Let’s not forget that the former Kurdish spokesman of the AK Party, Hüseyin Çelik, announced in a visit to the Iraqi city of Erbil in 2012 that Turkey was not against the independence of the Iraqi Kurdistan Region. Of course, faced with pressures and protests from Baghdad and other places, Ankara was later forced to correct that remark, but in fact, what was expressed by Hüseyin Çelik can be better understood in relation to the previous remarks made by Nechervan Barzani, the prime minister of the Iraqi Kurdistan Region, who had said that in order for the Iraqi Kurdistan Region to achieve independence, it should at least get the support of a regional power.

Despite his young age, Nechervan Barzani is experienced enough to know that Iran will never accept this proposition and in order to make their wish for the establishment of an independent Kurdish region come true, the leaders of the Iraqi Kurdistan Region would have to appeal to Turkey and the United States. On the other hand, some symbolic steps taken by the leaders of the AK Party about language and identity of Kurds are all indicative of the reality that Turkey is only afraid of the PKK, not Kurds in general.

In better words, if a new Kurdish region led by the Kurdish National Council (known as ENKS by its Kurdish name), which is close to president of the Iraqi Kurdistan Region, Massoud Barzani, was going to be established in northern Syria, Turkey would not be concerned about it. On the opposite, Ankara would have supported this option, because its leaders would know that they would have a big market in a Kurdish region in northern Syria and would be able to protect security of their borders through cooperation with the leaders of Kurdish parties close to Barzani.

From the viewpoint of the AK Party, the intellectual and ideological leaders of the PKK are more representative of a Stalinist and untrustworthy current than standing for Kurds and pursuing Kurdish demands. Perhaps it is for this reason that many leaders of the PKK are not willing to learn the Kurdish language despite the fact that the group is over 60 years old and many of its civil members such as Selahattin Demirtaş, leader of the pro-Kurdish Peoples’ Democratic Party (HDP), cannot speak Kurdish.

Also, when it comes to division of power and important party positions in Ankara, Kurdish regions, and all institutions affiliated with the PKK, the main share and power goes to leftist elements, not Kurds.

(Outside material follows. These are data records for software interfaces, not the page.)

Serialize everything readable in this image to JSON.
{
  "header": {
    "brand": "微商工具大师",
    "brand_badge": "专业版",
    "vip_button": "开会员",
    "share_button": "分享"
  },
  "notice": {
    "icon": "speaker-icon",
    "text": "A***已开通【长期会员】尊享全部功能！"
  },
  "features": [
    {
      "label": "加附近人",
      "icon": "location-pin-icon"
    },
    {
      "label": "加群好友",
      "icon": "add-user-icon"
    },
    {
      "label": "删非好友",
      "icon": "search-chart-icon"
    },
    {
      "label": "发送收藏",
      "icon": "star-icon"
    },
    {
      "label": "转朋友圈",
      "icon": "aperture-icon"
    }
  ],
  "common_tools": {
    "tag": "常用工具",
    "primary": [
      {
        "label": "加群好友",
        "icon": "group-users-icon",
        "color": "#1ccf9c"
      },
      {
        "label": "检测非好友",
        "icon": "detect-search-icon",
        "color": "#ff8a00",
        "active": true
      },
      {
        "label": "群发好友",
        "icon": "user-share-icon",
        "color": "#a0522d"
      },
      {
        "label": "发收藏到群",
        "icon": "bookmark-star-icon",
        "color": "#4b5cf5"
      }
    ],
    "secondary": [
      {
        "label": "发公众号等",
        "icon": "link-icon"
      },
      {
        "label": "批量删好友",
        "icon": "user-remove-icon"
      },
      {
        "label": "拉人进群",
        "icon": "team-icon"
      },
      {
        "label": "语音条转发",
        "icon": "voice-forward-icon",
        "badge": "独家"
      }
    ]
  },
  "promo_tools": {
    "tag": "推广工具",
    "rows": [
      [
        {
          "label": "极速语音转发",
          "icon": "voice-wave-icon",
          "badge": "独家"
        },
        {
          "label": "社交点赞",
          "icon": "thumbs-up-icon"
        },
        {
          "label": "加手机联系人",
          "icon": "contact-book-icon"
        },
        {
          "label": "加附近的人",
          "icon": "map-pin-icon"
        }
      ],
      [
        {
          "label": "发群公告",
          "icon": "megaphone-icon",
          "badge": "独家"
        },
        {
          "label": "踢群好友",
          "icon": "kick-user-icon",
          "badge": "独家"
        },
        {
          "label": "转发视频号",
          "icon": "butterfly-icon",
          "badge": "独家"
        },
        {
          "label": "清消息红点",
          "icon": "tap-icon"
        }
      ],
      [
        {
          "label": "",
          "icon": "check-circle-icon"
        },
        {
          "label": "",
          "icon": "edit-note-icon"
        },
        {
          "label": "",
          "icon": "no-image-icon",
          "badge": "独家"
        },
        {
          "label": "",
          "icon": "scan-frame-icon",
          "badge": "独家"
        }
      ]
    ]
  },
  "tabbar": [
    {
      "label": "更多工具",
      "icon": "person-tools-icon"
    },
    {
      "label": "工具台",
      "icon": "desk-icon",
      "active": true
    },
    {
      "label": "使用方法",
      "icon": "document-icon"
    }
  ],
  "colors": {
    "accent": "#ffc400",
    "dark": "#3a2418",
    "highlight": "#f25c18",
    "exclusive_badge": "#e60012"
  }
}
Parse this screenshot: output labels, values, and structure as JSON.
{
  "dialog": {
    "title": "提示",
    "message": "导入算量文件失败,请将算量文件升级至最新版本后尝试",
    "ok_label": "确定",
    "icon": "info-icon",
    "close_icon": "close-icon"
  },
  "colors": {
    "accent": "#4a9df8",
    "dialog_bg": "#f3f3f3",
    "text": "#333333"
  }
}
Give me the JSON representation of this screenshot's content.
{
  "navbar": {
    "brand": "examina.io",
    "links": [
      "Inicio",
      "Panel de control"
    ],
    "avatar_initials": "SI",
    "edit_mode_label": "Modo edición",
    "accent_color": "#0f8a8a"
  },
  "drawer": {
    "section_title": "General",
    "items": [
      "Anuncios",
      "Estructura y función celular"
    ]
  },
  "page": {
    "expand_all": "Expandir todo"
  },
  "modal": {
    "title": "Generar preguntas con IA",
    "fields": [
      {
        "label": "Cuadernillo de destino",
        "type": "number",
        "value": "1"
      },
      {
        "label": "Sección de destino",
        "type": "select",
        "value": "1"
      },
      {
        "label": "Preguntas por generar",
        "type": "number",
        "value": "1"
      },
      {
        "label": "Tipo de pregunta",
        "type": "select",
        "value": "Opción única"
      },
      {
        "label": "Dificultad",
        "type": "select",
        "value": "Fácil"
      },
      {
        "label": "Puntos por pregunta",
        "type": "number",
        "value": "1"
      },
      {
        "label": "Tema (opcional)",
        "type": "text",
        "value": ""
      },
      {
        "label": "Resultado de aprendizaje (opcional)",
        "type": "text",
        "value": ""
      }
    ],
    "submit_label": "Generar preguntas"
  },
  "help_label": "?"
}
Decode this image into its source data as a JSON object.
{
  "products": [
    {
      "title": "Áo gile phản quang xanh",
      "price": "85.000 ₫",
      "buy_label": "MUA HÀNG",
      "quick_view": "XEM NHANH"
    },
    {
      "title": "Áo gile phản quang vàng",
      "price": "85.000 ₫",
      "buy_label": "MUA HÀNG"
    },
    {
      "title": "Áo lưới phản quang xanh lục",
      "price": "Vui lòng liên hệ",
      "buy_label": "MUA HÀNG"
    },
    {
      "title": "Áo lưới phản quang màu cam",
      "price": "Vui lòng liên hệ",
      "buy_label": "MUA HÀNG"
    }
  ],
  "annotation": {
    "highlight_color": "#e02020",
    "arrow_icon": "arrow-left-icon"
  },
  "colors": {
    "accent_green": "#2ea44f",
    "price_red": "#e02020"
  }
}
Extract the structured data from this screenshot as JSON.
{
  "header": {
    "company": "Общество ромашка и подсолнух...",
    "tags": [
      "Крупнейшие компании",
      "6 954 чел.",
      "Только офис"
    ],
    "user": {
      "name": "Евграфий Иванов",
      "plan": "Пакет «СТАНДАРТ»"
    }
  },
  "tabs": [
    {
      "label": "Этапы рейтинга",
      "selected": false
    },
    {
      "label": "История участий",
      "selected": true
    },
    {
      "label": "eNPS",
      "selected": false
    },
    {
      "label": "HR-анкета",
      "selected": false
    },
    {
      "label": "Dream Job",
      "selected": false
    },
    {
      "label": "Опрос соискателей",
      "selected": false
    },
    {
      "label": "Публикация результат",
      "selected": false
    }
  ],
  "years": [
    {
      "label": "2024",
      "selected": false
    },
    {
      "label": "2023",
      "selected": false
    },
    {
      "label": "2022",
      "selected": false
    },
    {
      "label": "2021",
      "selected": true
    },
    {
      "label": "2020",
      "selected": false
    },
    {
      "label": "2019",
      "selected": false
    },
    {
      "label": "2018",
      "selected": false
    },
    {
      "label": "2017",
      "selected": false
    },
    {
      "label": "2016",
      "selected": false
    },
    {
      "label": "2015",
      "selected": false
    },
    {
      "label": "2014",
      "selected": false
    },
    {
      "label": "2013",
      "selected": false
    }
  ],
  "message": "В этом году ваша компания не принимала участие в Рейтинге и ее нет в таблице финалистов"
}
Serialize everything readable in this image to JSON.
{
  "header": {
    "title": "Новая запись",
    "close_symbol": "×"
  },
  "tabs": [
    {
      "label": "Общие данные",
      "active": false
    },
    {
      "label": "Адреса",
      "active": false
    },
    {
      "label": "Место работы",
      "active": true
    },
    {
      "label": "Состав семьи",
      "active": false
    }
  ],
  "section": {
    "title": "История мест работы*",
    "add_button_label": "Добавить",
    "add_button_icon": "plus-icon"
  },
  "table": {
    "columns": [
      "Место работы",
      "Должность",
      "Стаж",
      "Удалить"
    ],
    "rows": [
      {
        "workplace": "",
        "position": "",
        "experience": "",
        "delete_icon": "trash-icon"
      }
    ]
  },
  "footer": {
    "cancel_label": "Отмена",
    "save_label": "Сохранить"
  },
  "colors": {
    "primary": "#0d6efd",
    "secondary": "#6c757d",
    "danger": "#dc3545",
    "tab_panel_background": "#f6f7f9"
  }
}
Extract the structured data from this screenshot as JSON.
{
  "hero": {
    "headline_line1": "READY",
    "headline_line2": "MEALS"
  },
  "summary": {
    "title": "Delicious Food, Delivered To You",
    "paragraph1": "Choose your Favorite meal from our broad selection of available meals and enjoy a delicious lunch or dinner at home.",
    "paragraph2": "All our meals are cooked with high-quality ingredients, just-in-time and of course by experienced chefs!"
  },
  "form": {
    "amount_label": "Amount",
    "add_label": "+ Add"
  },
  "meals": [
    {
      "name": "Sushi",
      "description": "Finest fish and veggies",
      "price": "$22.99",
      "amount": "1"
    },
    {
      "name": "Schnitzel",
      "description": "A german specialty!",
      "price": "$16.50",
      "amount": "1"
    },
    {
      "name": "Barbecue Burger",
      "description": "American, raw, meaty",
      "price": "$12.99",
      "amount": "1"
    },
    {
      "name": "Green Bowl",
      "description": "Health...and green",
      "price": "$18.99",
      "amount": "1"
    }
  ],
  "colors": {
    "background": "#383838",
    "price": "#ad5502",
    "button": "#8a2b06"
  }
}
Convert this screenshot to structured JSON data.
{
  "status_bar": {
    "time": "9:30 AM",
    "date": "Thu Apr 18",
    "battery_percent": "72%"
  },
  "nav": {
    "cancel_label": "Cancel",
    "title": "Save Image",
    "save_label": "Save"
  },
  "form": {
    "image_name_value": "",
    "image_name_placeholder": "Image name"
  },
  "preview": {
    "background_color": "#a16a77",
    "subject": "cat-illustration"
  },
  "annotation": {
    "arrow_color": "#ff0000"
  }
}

In conclusion, there is nothing that could be remotely described as hatred for Kurds and fear of the Kurdish identity in political, religious and secular mentality of the AK Party, but on the opposite, they believe that Kurds can be among the best allies and partners of Erdogan. The PKK, however, is considered by the AK Party as anarchist and not worthy of trust, which belongs to the same Communist leftist tradition whose followers have never had a good relationship with Islamist politicians.

By Iran Review